Well, he said, I aint askin nobody to go nowheres. And I said: Neighbor, you dont need to ask. He’s a goin to be there with ye ever step of the way whether ye ask it or ye dont. I said: Neighbor, you caint get shed of him. Now. Are you goin to drag him, him, into that hellhole yonder?

You ever see such a place for rain?

The kid had been watching the reverend. He turned to the man who spoke. He wore long moustaches after the fashion of teamsters and he wore a widebrim hat with a low round crown. He was slightly walleyed and he was watching the kid earnestly as if he’d know his opinion about the rain.

I just got here, said the kid.

Well it beats all I ever seen.

The kid nodded. An enormous man dressed in an oilcloth slicker had entered the tent and removed his hat. He was bald as a stone and he had no trace of beard and he had no brows to his eyes nor lashes to them. He was close on to seven feet in height and he stood smoking a cigar even in this nomadic house of God and he seemed to have removed his hat only to chase the rain from it for now he put it on again.

The reverend had stopped his sermon altogether. There was no sound in the tent. All watched the man. He adjusted the hat and then pushed his way forward as far as the crateboard pulpit where the reverend stood and there he turned to address the reverend’s congregation. His face was serene and strangely childlike. His hands were small. He held them out.

Ladies and gentlemen I feel it my duty to inform you that the man holding this revival is an imposter. He holds no papers of divinity from any institution recognized or improvised. He is altogether devoid of the least qualification to the office he has usurped and has only committed to memory a few passages from the good book for the purpose of lending to his fraudulent sermons some faint flavor of the piety he despises. In truth, the gentleman standing here before you posing as a minister of the Lord is not only totally illiterate but is also wanted by the law in the states of Tennessee, Kentucky, Mississippi, and Arkansas.

Oh God, cried the reverend. Lies, lies! He began reading feverishly from his opened bible.

On a variety of charges the most recent of which involved a girl of eleven years—I said eleven—who had come to him in trust and whom he was surprised in the act of violating while actually clothed in the livery of his God.

A moan swept through the crowd. A lady sank to her knees.

This is him, cried the reverend, sobbing. This is him. The devil. Here he stands.

Let’s hang the turd, called an ugly thug from the gallery to the rear.

Not three weeks before this he was run out of Fort Smith Arkansas for having congress with a goat.

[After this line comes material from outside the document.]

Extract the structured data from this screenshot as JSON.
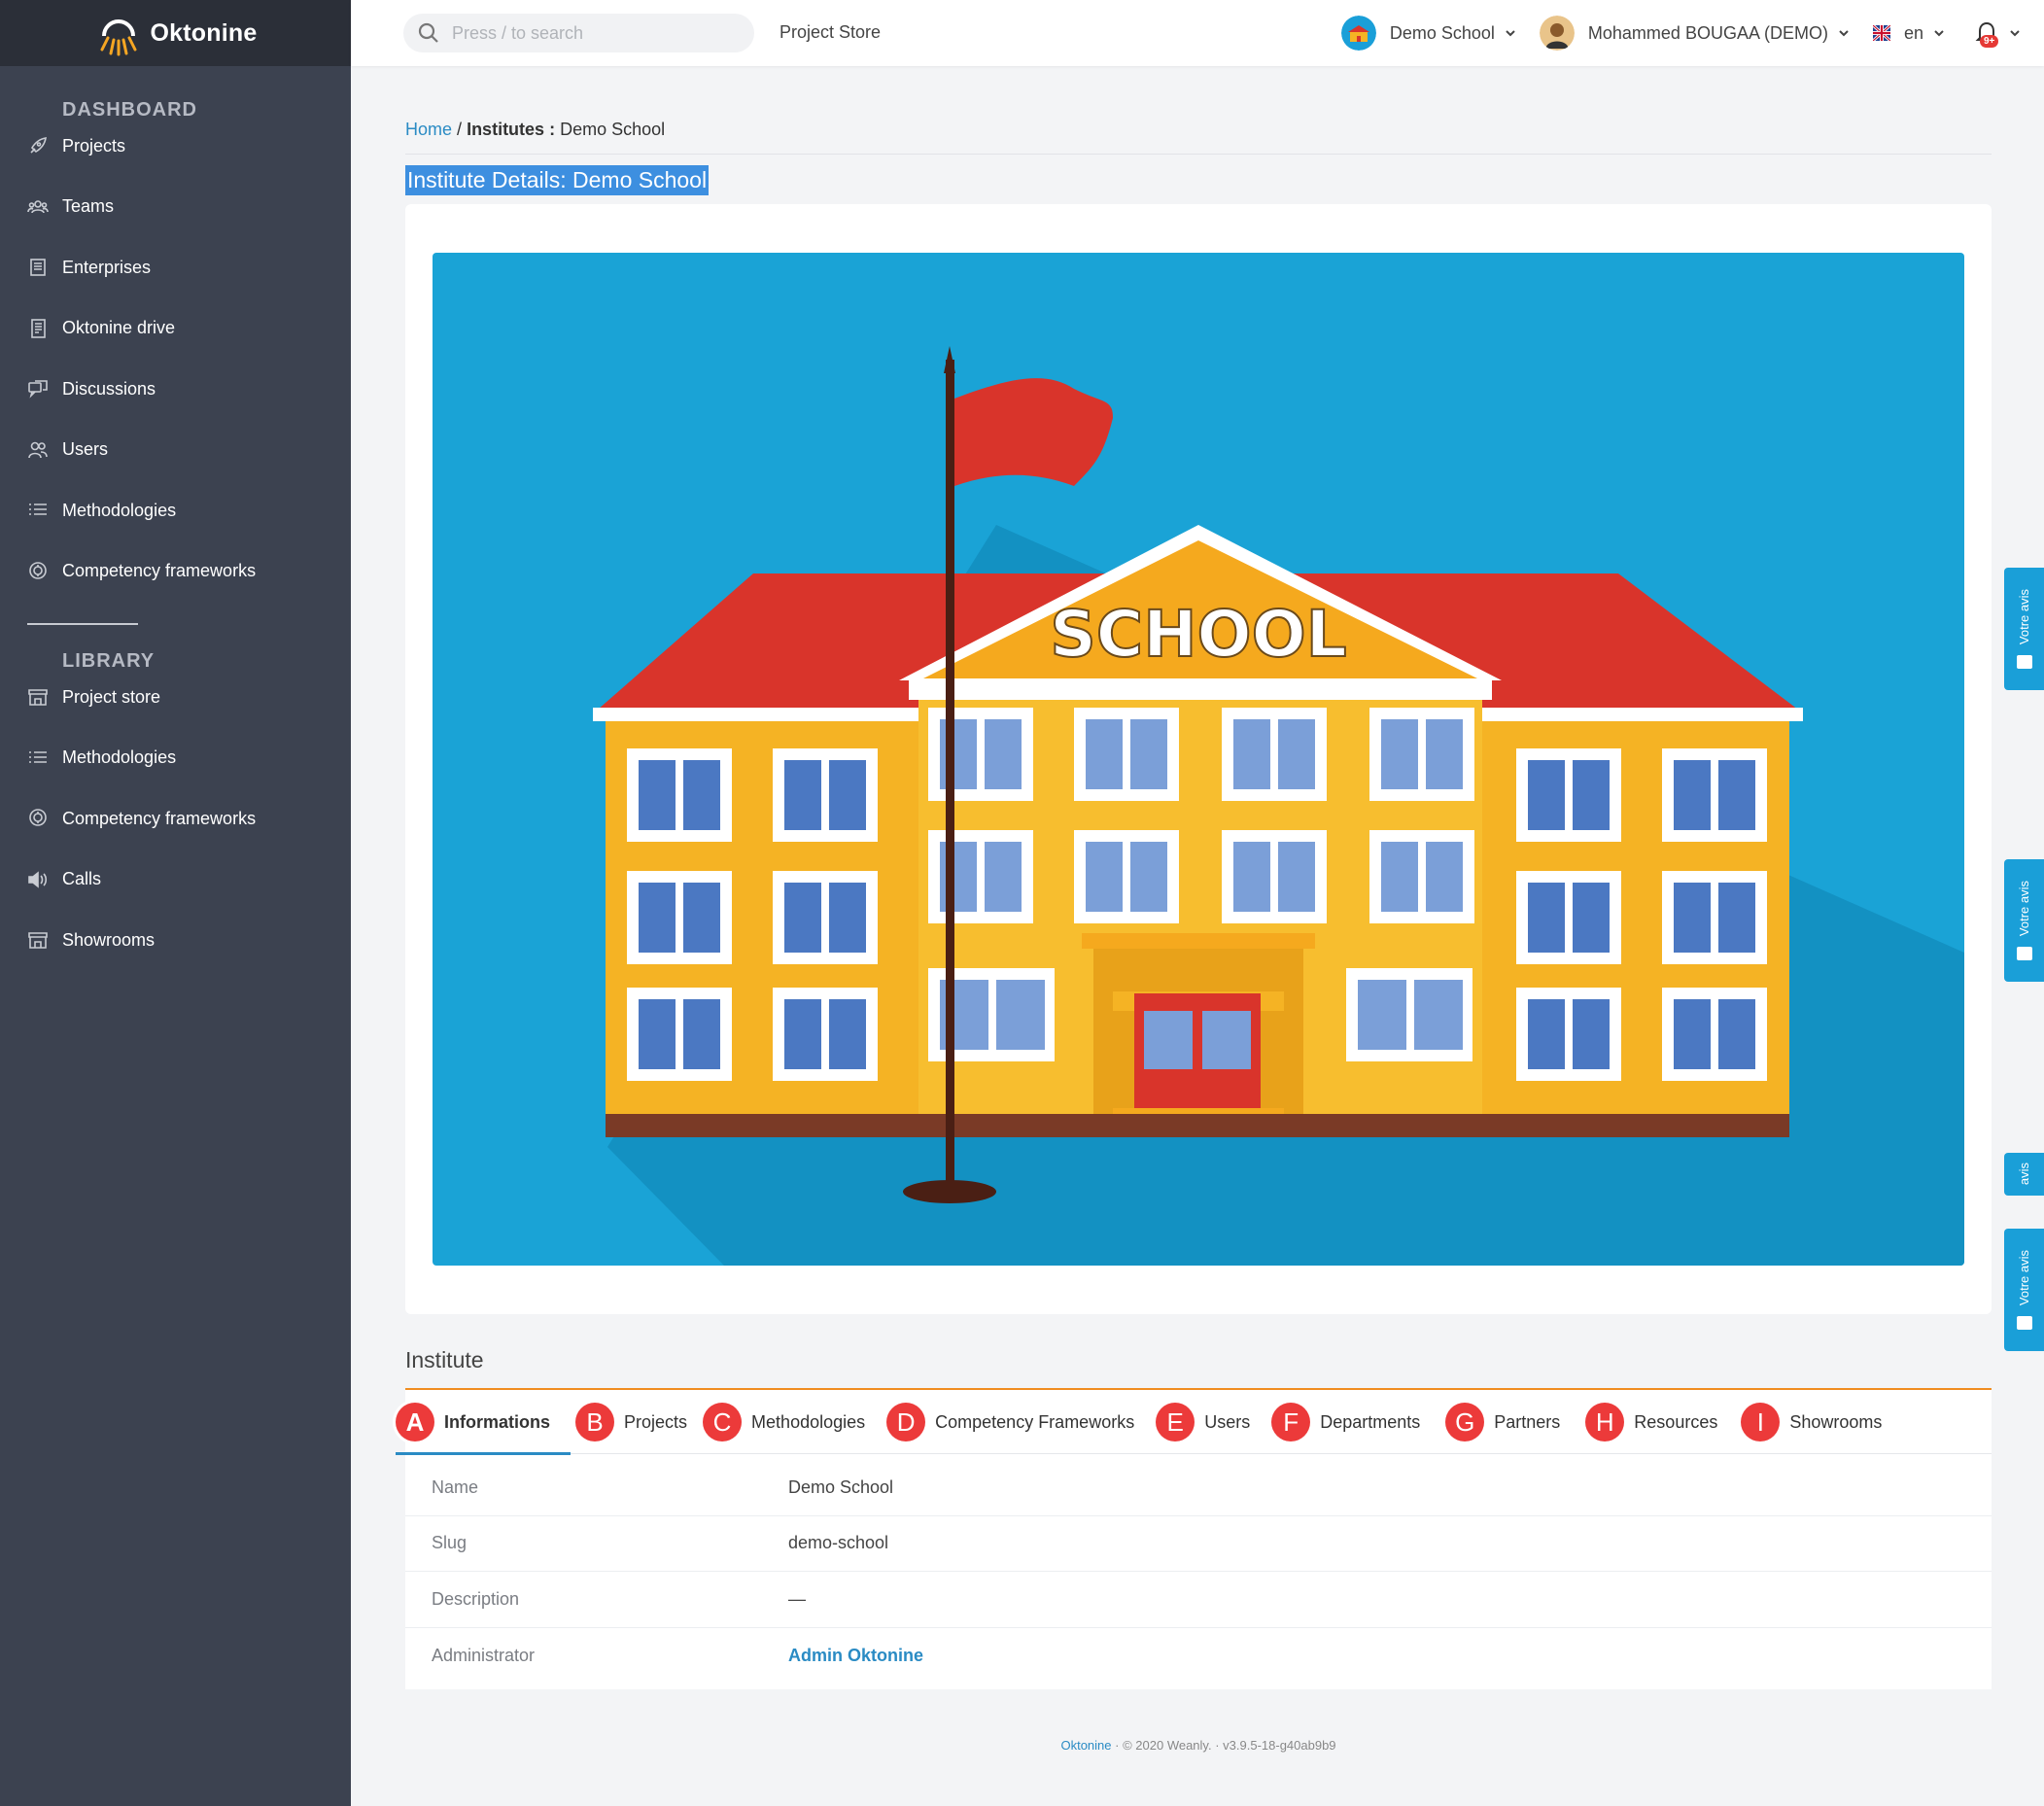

Yes lady, that is what I said. Goat.

Why damn my eyes if I wont shoot the son of a bitch, said a man rising at the far side of the tent, and drawing a pistol from his boot he leveled it and fired.

Customer Reviews

Explore More Items